§ **Exercise aim**
State the number of lines in the following data that contain the string "arrow", and nothing else.

§ **Records**
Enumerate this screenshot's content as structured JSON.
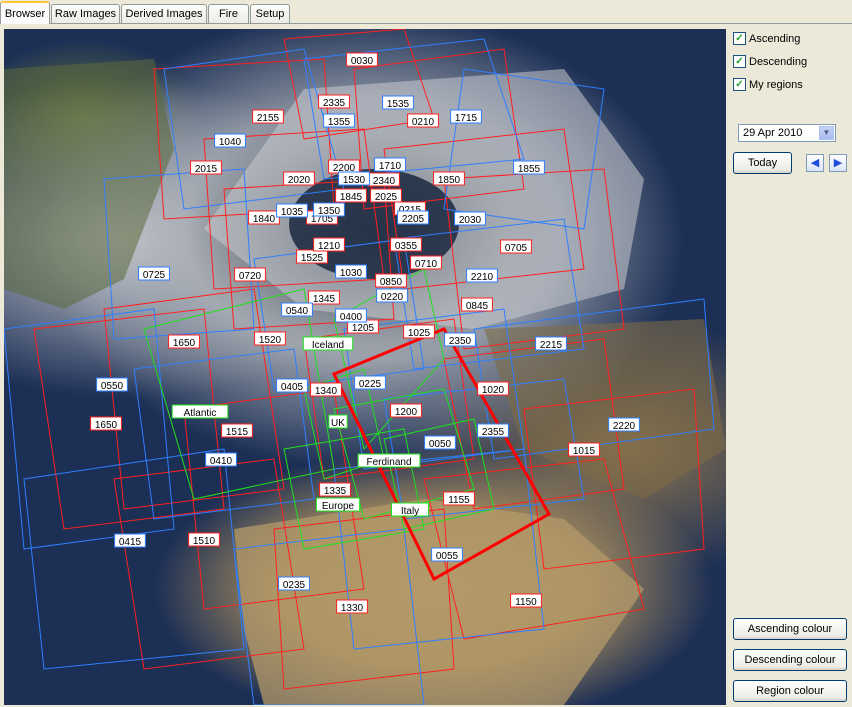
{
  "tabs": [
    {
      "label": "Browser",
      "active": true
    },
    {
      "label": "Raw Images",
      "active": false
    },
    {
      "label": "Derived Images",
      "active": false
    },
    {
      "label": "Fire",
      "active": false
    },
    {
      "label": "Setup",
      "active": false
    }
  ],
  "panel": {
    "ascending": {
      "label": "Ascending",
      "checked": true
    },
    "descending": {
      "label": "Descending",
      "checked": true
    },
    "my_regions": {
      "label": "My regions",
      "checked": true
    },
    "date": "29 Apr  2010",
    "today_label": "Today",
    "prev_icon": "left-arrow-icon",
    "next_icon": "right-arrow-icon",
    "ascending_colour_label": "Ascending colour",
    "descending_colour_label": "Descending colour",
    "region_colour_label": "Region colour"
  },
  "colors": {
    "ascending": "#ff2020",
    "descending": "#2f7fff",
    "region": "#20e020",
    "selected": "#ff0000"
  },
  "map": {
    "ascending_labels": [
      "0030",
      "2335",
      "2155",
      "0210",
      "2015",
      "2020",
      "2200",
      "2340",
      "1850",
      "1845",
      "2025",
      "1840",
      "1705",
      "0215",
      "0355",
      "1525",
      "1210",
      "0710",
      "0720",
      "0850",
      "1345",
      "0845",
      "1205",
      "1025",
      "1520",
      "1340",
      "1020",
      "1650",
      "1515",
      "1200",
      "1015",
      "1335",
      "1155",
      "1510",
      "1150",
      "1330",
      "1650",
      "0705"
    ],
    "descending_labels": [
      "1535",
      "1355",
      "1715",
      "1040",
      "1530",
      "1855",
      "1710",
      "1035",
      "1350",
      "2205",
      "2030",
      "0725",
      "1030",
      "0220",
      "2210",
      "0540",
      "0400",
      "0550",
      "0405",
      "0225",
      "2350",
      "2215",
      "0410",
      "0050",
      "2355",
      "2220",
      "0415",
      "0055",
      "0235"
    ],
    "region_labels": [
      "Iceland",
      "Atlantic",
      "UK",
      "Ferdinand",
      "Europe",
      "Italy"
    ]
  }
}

§ **Output for this task**
2